He's followed this philosophy of "keeping it interesting" with each album, changing things up just enough to keep fans guessing as to what's next. "I think it's important to keep the core of the record familiar to everybody that has kind of come to expect a certain thing from us, but I also think it's cool to go out and kind of travel down different roads every now and then. With every album, you try to do things that maybe you haven't done before."
To that end, he points to a few highlights on Night Train, including a collaboration with fellow notables Luke Bryan and Eric Church, "The Only Way I Know"; as well as "1994"--a song that manages to both pay homage to '90s country star Joe Diffie and impart a bit of hip-hop flavor.

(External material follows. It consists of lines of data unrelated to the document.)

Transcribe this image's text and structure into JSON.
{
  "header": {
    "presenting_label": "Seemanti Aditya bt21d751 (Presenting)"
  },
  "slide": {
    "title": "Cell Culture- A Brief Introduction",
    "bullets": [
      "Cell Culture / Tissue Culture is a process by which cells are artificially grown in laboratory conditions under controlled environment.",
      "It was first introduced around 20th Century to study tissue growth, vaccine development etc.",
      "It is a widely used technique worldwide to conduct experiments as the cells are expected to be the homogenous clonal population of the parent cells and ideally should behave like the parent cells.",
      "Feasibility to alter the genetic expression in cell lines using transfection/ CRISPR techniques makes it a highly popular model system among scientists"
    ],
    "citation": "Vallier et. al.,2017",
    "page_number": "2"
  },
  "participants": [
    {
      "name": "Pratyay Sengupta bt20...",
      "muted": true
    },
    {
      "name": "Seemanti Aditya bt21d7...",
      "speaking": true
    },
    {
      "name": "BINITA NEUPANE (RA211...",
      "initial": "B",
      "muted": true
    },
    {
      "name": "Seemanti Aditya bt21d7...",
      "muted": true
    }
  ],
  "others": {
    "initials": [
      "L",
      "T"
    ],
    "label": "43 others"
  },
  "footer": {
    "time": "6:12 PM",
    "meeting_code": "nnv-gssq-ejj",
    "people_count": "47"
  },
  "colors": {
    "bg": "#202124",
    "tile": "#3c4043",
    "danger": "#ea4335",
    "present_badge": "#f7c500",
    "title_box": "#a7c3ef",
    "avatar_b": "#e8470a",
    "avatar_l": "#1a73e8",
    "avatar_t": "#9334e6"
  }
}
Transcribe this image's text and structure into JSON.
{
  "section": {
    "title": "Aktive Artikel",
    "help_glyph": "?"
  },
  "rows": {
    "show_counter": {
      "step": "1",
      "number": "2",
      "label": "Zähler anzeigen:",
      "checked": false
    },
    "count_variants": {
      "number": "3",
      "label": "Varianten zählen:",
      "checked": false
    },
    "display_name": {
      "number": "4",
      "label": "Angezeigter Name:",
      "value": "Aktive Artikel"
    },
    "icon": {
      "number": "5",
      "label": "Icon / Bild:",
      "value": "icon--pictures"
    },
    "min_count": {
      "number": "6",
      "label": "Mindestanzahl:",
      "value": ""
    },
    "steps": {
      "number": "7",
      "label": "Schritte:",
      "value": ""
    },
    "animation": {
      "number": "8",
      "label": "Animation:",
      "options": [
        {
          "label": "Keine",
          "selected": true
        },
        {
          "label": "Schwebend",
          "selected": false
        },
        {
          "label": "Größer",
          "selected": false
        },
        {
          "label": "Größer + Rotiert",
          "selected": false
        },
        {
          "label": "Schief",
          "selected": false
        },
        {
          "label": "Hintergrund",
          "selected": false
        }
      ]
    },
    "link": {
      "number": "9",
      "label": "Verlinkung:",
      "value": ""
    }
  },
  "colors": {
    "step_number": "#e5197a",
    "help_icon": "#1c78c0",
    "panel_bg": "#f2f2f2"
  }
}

Quite the combo? "Go figure," smiles Aldean, who follows this with a little story about a street festival in his hometown: "Joe Diffie was playing one stage and Kenny Chesney was playing another stage," he relates. "There was about 7,000 people watching Joe Diffie and about 200 watching Kenny Chesney, so that kind of puts it in perspective for how big of an artist he was at the time."
Now that he's easily himself outpaced Diffie--in fact, is now in Chesney's league--Aldean mostly has one hope left for 2012. He's not overly concerned with expectations for Night Train after the success of My Kind of Party ("I'm not really one to kind of put that on myself," he explains), but he does have an aspiration he's longing to grasp. He wants to win the CMA Entertainer of the Year award.
"If I win CMA Entertainer of the Year, I hope I don't have a show the next day, that's all I can say. I hope I don't have anything going on the next day 'cause it's going to be a very long night," he says candidly. "If I never won anything, if I never won another award or have never won one in the past and I could pick one to win, that's the one that I would want."
Does he have a shot? Well, what do you all think? All aboard.